You may not have noticed, but crankcase ventilation systems became standard operating equipment on many new trucks starting in 2007. And given the benefit of in-cab emission reductions, CCV filters are being installed as retrofits on older trucks and school buses in many places.

How CCV Systems work -- Dirty air enters from crankcase -- Outlet returns clean air to air intake -- Pressure relief valve prevents excess pressure in crankcase --Drain returns oil to sump.

A CCV filter takes the place of the old blow-by tube. Instead of the engine venting left over cylinder vapors to the outside, a CCV filter captures them and strains out the oil particles and soot, returning clean air to the fresh air intake, or the outside depending on the design.

CCV filters take the crankcase vapors through a regulator to maintain the engine vacuum. Once the vapor passes through the regulator it encounters what’s known as a depth media, a very dense mat of fibers that trap the oil mist and soot. The soot stays trapped in the fibers and most of the oil forms droplets which drip down to the bottom of the filter where they are collected and returned to the sump.

As a general rule of thumb, CCV filters will have a 750-hour service interval, but the manufacturers we talked to recommend you check them regularly and change them whenever they become plugged. CCV filters come with a restriction indicator that gives you a visual sign the filter is plugged.
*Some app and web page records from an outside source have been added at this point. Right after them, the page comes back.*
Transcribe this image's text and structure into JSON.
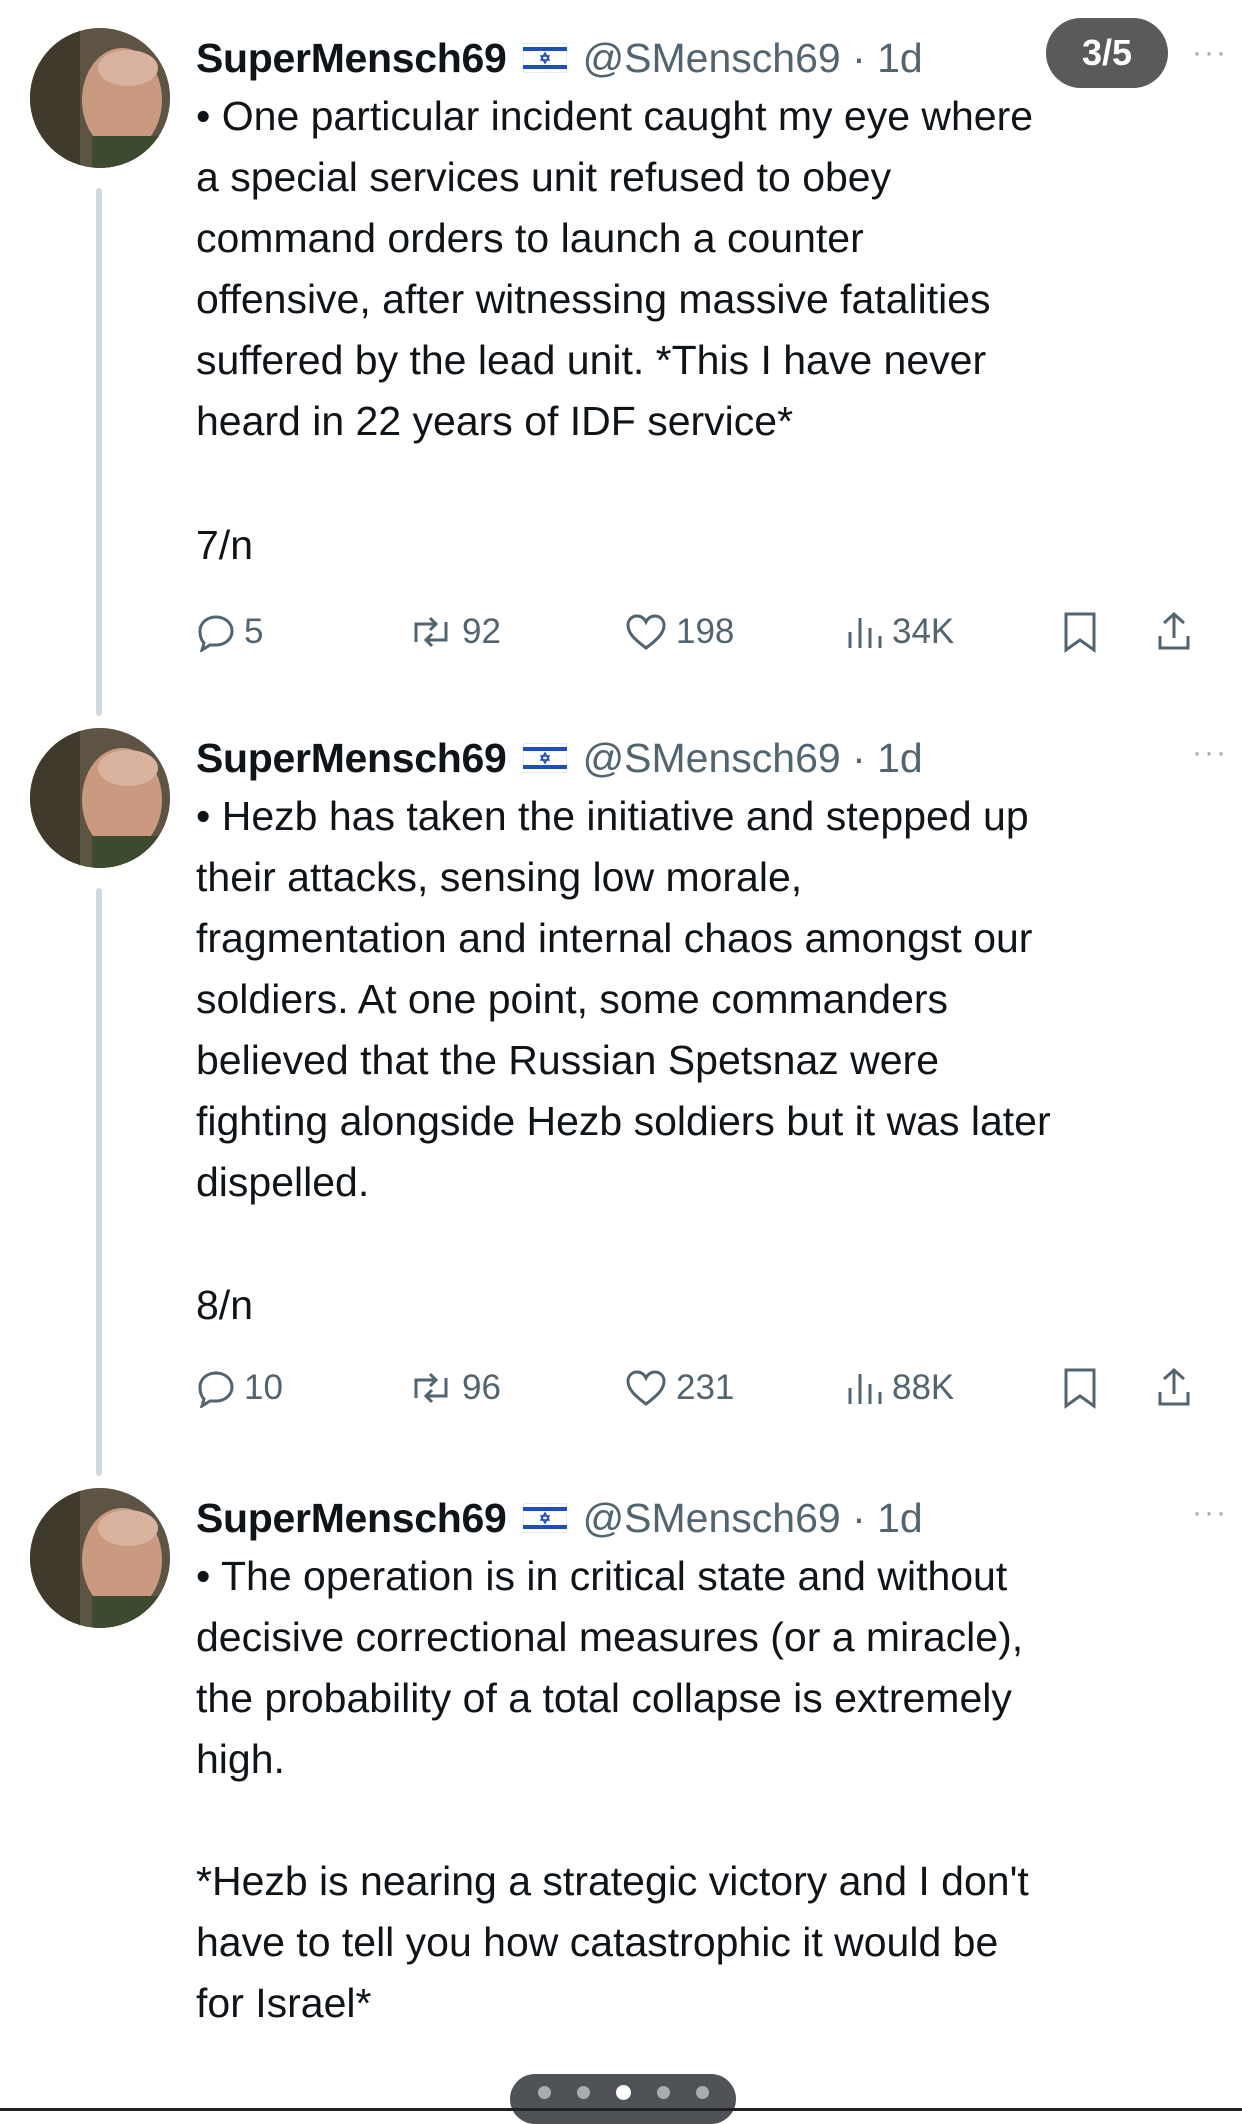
{
  "carousel": {
    "page_indicator": "3/5",
    "dots": 5,
    "active_dot": 3
  },
  "colors": {
    "text": "#0f1419",
    "secondary": "#536471",
    "thread_line": "#cfd9de",
    "badge_bg": "#5a5a5a"
  },
  "tweets": [
    {
      "author": "SuperMensch69",
      "flag_icon": "israel-flag-icon",
      "handle": "@SMensch69 · 1d",
      "more": "···",
      "text": "• One particular incident caught my eye where\na special services unit refused to obey\ncommand orders to launch a counter\noffensive, after witnessing massive fatalities\nsuffered by the lead unit. *This I have never\nheard in 22 years of IDF service*",
      "counter": "7/n",
      "replies": "5",
      "reposts": "92",
      "likes": "198",
      "views": "34K"
    },
    {
      "author": "SuperMensch69",
      "flag_icon": "israel-flag-icon",
      "handle": "@SMensch69 · 1d",
      "more": "···",
      "text": "• Hezb has taken the initiative and stepped up\ntheir attacks, sensing low morale,\nfragmentation and internal chaos amongst our\nsoldiers. At one point, some commanders\nbelieved that the Russian Spetsnaz were\nfighting alongside Hezb soldiers but it was later\ndispelled.",
      "counter": "8/n",
      "replies": "10",
      "reposts": "96",
      "likes": "231",
      "views": "88K"
    },
    {
      "author": "SuperMensch69",
      "flag_icon": "israel-flag-icon",
      "handle": "@SMensch69 · 1d",
      "more": "···",
      "text": "• The operation is in critical state and without\ndecisive correctional measures (or a miracle),\nthe probability of a total collapse is extremely\nhigh.\n\n*Hezb is nearing a strategic victory and I don't\nhave to tell you how catastrophic it would be\nfor Israel*"
    }
  ]
}
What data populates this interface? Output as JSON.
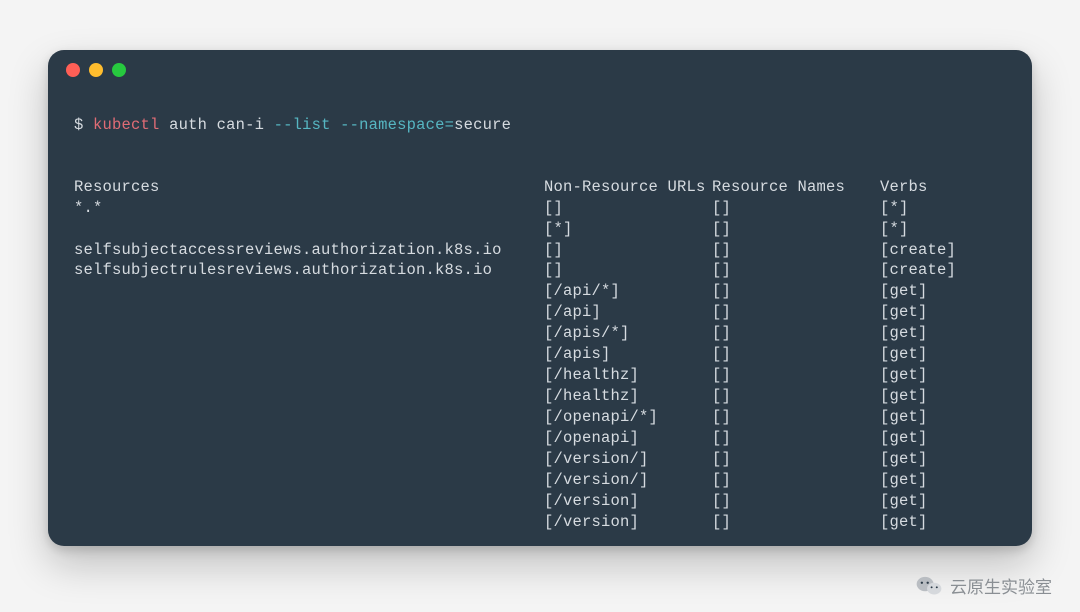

A lot of stop-and-go activity, or drivers with a heavy foot will clog up a CCV filter faster.

Crankcase vapors aren’t a big source of emissions, somewhere in the neighborhood of five to 12 percent of a vehicle’s total emissions. But as the tailpipe becomes cleaner, they have a larger contribution to overall engine emissions. They also have a favorable impact on in cab emissions. And cleaning these emissions with a CCV has proven relatively easy. CCVs are likely going to be included as standard equipment on off-road engines in 2011.

Reinforcement at the core helps fuel filters withstand the rigors of operation in heavy diesel environments while stripping out contaminants and water.

The CCV retrofit market is hot right now for school buses. But there are some states and localities that are promoting their use on other vehicles and off-road equipment. Many of these areas are making money available for fleet owners wanting to retrofit. Check with your local air quality authorities for the regulations and availability of funds.

Putting emissions and environmental considerations aside, CCV filters offer the equipment owner and fleet manager additional benefits. CCV filters came out of the marine engine world, where oily residues posed a fire risk and created slippery conditions in engine rooms. By installing CCVs on your trucks and equipment, you’ll reduce the chance of oily residue building up on your engines, which will make it easier to see oil leaks and work on components. They also help you avoid polluting the ground under a machine that sits in one place for long periods of work – such as a generator.


There are loads of good resources for you on the web if you want to be better informed about fuel filtration issues and challenges. Here’s our syllabus:

Baldwin General website

Fuel Specific

Online Training

Donaldson Fuel filtration

Crankcase filtration

The Filter Manufacturers Council

Has several documents on removing water from diesel, fuel system contimination and common causes of fuel filter plugging.

Also check out this study on biodiesel and fuel filter service intervals:

and the effects of biodiesel on fuel filters:


Racor landing page

Product landing page



Home page

Wix eLearning Center; online courses and certificates:


The following people were interviewed or provided information for this article:

Baldwin Filters

Steve Englund, senior product management administrator


Brian Tucker, engine liquid product manager

Fred Schmidt, director of retrofit group, Donaldson Retrofit emissions

Mann + Hummel USA

Dennis Chamberlain, manager sales

Parker Hannifin, Racor Division

David Tice, CCV, CNG and fuel sender product manager

Steven Hardison, fuel product manager

WIX Filters

Paul Bandoly, manager of technical services/customer training